* Try it *
Go through the data and copy each line where the string "Streaming" appears.

═══ Information given ═══

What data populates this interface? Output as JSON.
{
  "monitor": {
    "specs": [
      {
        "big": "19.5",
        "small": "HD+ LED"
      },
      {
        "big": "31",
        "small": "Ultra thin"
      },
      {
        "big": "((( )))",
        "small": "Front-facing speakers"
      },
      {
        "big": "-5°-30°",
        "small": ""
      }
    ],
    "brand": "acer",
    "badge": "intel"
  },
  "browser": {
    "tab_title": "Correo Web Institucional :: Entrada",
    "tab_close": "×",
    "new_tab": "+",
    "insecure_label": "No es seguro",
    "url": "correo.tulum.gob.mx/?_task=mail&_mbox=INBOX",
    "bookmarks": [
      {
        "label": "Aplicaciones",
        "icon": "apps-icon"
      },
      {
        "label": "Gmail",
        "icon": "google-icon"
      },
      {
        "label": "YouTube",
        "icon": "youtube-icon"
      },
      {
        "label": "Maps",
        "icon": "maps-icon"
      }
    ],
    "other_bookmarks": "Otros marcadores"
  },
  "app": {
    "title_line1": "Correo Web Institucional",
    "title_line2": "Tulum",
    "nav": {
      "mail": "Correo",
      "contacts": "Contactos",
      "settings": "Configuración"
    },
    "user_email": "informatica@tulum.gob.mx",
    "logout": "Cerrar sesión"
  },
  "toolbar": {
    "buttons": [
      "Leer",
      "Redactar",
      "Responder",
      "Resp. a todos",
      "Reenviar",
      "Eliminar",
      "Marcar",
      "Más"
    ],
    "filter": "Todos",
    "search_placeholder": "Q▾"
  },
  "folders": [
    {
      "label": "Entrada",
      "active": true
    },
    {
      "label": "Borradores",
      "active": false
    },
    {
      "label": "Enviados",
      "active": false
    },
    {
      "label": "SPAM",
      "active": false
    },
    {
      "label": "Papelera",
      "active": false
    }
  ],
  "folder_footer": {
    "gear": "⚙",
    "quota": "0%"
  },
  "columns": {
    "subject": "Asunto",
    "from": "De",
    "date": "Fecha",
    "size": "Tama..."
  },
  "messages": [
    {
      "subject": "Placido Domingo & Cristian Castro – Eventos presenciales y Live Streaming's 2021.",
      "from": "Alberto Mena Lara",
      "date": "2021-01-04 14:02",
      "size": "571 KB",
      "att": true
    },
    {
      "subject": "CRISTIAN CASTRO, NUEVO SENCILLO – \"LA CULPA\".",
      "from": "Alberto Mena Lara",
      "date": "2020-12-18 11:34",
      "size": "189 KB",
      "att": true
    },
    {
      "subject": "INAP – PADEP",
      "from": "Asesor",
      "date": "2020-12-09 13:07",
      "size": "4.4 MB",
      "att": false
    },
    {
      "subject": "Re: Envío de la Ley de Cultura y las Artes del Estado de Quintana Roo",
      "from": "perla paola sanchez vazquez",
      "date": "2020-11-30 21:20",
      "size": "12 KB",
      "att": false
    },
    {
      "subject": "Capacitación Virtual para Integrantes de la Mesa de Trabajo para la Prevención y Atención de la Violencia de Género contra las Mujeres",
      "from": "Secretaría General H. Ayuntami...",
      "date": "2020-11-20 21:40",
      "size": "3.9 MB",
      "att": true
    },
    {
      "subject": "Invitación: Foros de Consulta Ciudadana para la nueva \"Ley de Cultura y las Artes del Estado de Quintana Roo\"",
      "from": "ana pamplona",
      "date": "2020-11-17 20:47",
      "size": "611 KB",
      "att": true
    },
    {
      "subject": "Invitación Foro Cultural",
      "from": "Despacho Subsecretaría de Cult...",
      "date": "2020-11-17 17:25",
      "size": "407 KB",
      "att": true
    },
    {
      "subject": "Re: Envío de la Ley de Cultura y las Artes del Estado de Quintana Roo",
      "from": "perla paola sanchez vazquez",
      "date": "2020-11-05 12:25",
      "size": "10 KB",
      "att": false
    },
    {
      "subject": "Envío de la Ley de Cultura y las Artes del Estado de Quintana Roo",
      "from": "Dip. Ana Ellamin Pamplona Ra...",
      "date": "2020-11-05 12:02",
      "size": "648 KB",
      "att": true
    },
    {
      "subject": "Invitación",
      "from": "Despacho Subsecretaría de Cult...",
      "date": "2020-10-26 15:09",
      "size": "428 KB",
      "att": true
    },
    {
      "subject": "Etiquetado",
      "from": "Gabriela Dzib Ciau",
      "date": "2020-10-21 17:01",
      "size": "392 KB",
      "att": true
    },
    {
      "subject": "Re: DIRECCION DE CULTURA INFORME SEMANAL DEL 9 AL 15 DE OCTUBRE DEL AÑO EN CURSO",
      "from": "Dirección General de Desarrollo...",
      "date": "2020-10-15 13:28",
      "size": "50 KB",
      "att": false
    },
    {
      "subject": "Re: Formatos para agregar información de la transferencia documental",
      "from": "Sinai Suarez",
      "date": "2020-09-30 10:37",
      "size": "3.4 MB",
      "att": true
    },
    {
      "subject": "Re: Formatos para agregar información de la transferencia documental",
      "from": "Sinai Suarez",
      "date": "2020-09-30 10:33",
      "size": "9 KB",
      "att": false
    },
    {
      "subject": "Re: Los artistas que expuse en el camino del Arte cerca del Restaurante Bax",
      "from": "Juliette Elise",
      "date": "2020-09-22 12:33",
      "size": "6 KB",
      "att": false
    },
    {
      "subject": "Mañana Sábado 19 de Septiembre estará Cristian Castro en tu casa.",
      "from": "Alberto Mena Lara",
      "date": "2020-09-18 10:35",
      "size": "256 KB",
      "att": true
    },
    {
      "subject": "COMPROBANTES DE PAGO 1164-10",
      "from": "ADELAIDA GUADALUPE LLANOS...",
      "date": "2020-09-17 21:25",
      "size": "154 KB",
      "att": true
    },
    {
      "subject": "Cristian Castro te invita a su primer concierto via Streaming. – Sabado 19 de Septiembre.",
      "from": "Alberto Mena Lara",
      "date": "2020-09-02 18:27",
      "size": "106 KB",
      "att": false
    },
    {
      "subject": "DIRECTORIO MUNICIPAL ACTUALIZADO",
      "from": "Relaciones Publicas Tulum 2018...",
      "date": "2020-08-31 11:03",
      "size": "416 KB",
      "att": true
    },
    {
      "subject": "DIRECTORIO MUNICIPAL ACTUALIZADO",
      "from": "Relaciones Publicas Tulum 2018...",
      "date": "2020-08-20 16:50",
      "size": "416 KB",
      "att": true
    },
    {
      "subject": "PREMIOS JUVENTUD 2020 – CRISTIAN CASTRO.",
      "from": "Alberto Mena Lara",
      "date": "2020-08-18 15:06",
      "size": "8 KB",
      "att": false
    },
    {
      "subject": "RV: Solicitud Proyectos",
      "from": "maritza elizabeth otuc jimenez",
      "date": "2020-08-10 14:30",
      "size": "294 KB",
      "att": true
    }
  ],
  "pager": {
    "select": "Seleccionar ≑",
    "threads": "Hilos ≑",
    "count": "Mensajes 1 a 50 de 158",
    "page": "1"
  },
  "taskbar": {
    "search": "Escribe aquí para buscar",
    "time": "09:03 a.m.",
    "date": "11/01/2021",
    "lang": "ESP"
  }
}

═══

* Solved exercise *
      "subject": "Placido Domingo & Cristian Castro – Eventos presenciales y Live Streaming's 2021.",
      "subject": "Cristian Castro te invita a su primer concierto via Streaming. – Sabado 19 de Septiembre.",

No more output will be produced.